# TASK:
Whenever a line carries the word "JSON", pull it out of the entries.

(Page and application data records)
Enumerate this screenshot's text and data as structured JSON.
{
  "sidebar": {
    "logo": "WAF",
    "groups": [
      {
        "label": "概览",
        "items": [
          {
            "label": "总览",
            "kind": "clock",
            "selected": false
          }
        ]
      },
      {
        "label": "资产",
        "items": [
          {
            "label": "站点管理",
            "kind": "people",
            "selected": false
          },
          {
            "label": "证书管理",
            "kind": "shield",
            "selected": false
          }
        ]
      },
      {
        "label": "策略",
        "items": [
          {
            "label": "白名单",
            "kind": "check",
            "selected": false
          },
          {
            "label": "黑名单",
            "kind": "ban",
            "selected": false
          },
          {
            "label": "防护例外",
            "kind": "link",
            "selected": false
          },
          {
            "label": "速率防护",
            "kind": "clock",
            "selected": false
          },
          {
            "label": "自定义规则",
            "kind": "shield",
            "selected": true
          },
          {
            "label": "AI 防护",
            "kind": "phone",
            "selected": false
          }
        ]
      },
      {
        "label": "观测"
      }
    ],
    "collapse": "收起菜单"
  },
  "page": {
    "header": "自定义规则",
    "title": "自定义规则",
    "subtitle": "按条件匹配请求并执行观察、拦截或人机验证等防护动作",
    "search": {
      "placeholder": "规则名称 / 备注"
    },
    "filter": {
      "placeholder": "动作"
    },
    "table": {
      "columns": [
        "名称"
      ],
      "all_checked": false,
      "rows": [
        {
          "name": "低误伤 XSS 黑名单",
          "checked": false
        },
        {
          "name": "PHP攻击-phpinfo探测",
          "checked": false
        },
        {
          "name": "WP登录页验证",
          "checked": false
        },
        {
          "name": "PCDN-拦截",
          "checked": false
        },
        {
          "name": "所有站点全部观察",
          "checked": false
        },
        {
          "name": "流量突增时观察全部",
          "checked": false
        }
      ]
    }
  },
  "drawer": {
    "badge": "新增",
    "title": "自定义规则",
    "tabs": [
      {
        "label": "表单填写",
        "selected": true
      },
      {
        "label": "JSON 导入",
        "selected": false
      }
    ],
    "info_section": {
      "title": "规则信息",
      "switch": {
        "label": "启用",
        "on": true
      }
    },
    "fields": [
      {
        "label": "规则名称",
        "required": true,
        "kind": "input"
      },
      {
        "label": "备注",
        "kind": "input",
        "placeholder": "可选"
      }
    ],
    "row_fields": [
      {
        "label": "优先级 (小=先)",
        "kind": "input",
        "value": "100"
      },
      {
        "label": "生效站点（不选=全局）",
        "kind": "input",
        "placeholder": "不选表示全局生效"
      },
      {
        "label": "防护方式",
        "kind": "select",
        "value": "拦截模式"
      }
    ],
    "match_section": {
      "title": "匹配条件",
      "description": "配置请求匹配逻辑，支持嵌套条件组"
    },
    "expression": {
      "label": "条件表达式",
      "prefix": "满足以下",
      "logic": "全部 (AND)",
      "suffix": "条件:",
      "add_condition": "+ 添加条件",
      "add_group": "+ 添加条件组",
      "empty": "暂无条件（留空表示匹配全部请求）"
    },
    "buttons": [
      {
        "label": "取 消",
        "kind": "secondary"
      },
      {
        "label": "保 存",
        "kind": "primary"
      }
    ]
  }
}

# TASK RESULT:
Enumerate this screenshot's text and data as structured JSON.
        "label": "JSON 导入",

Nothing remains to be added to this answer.